Pennsylvania Felony Crimes by Class and Sentences
In addition distinguishing between felony and misdemeanor offenses, Pennsylvania separates felonies into three different degrees: first, second, and third. First-degree felonies are the most serious offenses, while third-degree offenses are considered the least serious felonies.
Also, some Pennsylvania felonies ("non-categorized crimes") are specifically not included in the degree categories.
For information on misdemeanors, see Pennsylvania Misdemeanor Crimes by Class and Sentences.
Sentence Range for Each Level
Anyone convicted of a felony in Pennsylvania faces a potential sentence that depends on the degree of the felony involved. Every felony offense has a maximum penalty associated with it, though non-categorized crimes have their own potential sentences. Also, courts do not always impose the maximum possible sentence in each case, and individual sentences can differ significantly.
- First-degree. Not more than 20 years in prison and up to $25,000 in fines.
- Second-degree. Not more than 10 years in prison and up to $25,000 in fines
- Third-degree. Not more than seven years in prison and up to $15,000 in fines.
Pennsylvania felonies that are not categorized into one of the three felony degrees have their own sentences. For example, someone committed of first-degree murder faces a penalty of death or life imprisonment, while someone convicted of second-degree murder faces a sentence of life in prison.
Some Pennsylvania crimes have mandatory minimums, meaning that a court must impose a minimum penalty regardless of any mitigating factors. For example, someone convicted of rape, a first-degree felony, must serve a mandatory minimum sentence of five years in prison; while someone convicted of aggravated assault, either a first-degree or second-degree felony, must serve a mandatory minimum of 2 years in prison.
Pennsylvania also imposes additional penalties in situations where someone has been convicted of previous crimes. For example, if someone has previously been convicted of a violent crime and is convicted of a new violent crime, the court must sentence that person to at least 10 years in prison. If someone is convicted of a violent crime and has been convicted of two or more previous violent crimes, a court must sentence that person to at least 25 years in prison.
Examples of Crimes in Each Level
Pennsylvania recognizes numerous felonies. The following list presents examples of felonies at each degree level, though it is not comprehensive.
First Degree Felony
- Arson endangering persons
Second Degree Felony
Third Degree Felony
- Institutional sexual assault of a minor
- Reckless burning or exploding
- Terroristic threats
- Carrying a gun without a permit
- First, second, and third degree murder
- First, second, and third degree murder of an unborn child
Statute of Limitations
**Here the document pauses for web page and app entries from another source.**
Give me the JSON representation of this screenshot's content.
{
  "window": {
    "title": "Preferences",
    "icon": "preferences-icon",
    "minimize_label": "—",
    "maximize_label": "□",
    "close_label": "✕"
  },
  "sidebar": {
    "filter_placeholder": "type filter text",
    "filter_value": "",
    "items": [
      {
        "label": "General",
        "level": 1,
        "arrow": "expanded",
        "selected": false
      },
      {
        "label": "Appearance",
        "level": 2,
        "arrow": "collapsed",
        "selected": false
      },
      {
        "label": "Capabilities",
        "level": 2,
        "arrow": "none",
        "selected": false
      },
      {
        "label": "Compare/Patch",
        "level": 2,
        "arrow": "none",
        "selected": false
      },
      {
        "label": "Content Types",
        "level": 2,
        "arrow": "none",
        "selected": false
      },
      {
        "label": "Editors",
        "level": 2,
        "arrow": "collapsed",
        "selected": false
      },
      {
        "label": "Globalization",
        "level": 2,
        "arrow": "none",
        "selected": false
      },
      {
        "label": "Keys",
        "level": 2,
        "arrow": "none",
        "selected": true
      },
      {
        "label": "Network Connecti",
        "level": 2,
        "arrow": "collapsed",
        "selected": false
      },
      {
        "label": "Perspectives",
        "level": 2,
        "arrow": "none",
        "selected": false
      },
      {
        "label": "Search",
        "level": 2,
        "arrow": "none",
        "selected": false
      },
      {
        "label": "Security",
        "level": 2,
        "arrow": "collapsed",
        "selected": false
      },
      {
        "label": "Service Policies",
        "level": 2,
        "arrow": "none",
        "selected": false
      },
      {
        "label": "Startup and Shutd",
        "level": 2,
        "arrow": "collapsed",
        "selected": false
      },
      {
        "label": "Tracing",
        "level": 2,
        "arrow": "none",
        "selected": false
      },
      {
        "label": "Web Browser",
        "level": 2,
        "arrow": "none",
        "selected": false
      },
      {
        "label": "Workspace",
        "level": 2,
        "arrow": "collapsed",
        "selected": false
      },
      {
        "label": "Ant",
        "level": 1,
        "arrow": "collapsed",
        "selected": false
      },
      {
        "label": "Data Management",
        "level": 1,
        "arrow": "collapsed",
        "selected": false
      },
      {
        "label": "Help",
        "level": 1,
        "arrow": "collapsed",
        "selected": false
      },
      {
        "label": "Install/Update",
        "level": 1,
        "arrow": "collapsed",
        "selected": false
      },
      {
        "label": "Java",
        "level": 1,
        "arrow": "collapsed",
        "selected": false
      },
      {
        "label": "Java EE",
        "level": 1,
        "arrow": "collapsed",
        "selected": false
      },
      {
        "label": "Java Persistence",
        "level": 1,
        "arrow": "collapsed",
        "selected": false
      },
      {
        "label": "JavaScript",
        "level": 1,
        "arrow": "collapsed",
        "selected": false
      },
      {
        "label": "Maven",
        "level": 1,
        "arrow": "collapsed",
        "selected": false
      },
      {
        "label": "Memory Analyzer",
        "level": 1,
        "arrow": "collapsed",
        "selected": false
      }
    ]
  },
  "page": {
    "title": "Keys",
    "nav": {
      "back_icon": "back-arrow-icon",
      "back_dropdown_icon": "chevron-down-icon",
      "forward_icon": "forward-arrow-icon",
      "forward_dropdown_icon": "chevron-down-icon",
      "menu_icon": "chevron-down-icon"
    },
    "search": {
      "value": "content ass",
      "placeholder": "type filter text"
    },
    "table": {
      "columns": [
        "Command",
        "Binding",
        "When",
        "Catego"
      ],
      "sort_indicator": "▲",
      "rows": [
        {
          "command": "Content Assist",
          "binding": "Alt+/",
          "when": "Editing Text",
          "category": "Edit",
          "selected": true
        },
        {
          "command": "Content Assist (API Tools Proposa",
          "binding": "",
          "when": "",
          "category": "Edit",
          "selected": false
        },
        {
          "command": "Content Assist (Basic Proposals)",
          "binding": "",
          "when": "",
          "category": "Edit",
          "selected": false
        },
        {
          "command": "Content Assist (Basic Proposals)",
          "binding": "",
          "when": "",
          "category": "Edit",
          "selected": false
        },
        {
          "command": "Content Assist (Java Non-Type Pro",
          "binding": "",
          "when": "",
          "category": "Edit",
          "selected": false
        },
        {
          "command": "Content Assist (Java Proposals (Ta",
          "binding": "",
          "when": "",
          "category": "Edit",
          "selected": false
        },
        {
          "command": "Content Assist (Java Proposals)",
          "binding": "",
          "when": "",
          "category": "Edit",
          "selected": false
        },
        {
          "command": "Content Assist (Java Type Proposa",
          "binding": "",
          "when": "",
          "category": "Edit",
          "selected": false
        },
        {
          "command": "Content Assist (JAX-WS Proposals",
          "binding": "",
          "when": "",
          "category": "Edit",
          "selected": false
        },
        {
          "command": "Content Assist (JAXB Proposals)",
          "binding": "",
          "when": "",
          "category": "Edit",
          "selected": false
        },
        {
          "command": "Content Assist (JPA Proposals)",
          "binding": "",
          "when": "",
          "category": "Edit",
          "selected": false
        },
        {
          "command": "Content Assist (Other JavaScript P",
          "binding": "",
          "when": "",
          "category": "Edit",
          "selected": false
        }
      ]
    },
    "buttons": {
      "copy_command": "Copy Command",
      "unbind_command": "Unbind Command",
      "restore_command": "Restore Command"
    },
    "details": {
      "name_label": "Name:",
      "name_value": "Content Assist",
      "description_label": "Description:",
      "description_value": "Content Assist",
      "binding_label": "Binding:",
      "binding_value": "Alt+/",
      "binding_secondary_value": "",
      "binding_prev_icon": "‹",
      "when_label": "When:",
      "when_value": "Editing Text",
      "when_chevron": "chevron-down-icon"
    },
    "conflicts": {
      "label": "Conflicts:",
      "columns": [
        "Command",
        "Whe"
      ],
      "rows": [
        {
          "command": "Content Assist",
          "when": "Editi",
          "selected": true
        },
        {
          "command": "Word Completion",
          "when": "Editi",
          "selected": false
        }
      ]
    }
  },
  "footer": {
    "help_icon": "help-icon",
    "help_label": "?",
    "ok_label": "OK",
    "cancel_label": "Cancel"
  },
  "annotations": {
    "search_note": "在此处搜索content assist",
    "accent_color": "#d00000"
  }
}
In Pennsylvania, the state can only prosecute someone for crime if it files charges in a timely manner. The criminal statute of limitations determines how long the state has to file charges in any criminal case. This statute is a ticking clock that begins running as soon as someone commits a crime. If the state has not filed criminal charges by the time the clock runs out, it cannot file charges later.
The Pennsylvania statute of limitations imposes no time limit on a handful of crimes, such as murder, solicitation to commit murder, and aggravated assault against a law enforcement officer. Other offenses are limited to three, five, eight, or 12-year time limits, depending on the crime involved. For more detailed explanation you can read Pennsylvania Criminal Statute of Limitations.
Find a Lawyer in Your Area
Being charged with a felony offense in the state of Pennsylvania is a serious situation, one that requires the assistance of an experienced criminal defense attorney. Attorneys who have represented clients in local courts and who have dealt with area prosecutors are the only people who are qualified to give you legal advice about your case. If you don’t contact a criminal defense lawyer as soon as possible after learning you have either been charged with, or are being investigated for, a felony offense, you may harm your chances of successfully protecting your rights.